Work task: The answer is one number. Say how many lines in the entries below include the word "shape".
##### Supplied entries #####
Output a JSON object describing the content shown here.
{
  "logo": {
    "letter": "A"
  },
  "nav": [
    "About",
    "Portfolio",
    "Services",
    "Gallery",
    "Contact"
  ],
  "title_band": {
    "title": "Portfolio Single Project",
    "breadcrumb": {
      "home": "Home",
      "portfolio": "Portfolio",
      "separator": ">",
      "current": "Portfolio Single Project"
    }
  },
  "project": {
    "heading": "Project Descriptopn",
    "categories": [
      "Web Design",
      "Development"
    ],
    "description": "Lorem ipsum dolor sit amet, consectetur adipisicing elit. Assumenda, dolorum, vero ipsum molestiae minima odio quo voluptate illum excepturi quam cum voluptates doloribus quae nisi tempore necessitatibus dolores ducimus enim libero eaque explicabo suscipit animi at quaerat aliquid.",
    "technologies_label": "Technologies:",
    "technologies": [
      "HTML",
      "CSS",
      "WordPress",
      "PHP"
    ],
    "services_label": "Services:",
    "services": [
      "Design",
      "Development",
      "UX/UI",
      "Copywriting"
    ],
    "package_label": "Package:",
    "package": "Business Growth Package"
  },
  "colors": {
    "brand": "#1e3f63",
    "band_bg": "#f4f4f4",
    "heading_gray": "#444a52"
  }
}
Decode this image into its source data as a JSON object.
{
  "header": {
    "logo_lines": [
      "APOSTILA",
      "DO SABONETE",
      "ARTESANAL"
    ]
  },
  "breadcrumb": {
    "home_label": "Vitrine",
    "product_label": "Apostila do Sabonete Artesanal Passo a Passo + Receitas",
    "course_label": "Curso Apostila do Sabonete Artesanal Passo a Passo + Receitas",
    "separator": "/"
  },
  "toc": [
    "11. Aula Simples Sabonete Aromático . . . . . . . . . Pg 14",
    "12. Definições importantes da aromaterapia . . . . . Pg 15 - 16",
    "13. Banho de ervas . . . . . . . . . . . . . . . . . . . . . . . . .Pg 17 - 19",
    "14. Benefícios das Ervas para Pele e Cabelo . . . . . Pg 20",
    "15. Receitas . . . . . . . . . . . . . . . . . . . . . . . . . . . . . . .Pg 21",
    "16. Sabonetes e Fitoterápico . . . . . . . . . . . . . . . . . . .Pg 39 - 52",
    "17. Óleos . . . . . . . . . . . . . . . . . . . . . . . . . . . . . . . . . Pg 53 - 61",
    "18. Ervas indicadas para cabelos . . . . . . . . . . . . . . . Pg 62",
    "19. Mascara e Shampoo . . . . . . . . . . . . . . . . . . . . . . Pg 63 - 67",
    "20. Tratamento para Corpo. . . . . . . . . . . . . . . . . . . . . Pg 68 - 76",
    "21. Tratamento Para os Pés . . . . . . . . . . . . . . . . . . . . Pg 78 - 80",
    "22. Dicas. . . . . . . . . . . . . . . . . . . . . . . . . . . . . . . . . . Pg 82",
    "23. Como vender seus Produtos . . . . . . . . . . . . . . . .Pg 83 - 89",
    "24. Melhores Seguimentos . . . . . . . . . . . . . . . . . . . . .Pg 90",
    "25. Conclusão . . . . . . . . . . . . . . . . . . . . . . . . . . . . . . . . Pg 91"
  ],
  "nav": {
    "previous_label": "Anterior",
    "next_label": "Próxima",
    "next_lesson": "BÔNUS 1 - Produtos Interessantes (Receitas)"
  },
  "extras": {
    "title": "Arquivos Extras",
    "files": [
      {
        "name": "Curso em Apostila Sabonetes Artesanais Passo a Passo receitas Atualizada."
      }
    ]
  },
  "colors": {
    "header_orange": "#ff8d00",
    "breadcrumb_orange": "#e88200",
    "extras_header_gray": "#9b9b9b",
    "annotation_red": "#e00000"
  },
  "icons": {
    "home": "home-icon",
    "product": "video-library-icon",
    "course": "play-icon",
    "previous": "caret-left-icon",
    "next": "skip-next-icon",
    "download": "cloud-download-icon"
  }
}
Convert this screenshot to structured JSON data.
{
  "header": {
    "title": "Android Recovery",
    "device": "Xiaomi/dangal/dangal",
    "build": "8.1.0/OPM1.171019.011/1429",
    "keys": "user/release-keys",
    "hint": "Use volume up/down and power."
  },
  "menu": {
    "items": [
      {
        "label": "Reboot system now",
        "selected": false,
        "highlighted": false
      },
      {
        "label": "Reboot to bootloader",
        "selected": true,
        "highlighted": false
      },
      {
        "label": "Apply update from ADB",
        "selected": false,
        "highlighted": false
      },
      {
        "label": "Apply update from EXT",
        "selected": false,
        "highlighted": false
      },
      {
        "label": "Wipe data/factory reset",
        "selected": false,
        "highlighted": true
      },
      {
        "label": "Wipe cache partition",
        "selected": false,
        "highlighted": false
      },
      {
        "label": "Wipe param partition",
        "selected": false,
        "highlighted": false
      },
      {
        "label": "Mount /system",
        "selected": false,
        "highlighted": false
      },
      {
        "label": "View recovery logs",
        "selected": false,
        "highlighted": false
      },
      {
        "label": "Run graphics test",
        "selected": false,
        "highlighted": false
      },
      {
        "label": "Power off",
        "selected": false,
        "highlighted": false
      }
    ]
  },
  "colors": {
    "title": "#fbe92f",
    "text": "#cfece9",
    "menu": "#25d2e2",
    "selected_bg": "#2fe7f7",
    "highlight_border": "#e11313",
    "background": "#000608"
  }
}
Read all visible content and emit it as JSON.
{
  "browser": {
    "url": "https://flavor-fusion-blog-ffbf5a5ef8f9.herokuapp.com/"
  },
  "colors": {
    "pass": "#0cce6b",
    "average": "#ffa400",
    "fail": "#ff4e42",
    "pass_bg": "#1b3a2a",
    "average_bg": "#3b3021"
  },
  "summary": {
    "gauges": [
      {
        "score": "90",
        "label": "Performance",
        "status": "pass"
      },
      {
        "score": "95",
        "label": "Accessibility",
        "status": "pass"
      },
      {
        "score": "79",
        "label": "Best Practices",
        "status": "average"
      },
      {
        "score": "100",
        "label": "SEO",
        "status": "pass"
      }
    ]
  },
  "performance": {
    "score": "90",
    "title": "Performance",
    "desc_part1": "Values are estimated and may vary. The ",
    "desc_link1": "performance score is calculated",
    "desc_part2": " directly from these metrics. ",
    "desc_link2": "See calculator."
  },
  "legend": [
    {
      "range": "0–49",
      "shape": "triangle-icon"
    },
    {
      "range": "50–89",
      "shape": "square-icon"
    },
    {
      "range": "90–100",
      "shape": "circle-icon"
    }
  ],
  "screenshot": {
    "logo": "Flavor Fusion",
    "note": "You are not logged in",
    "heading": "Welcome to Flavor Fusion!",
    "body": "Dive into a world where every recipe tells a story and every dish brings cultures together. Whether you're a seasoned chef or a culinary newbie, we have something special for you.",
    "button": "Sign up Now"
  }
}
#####
Answer box: 3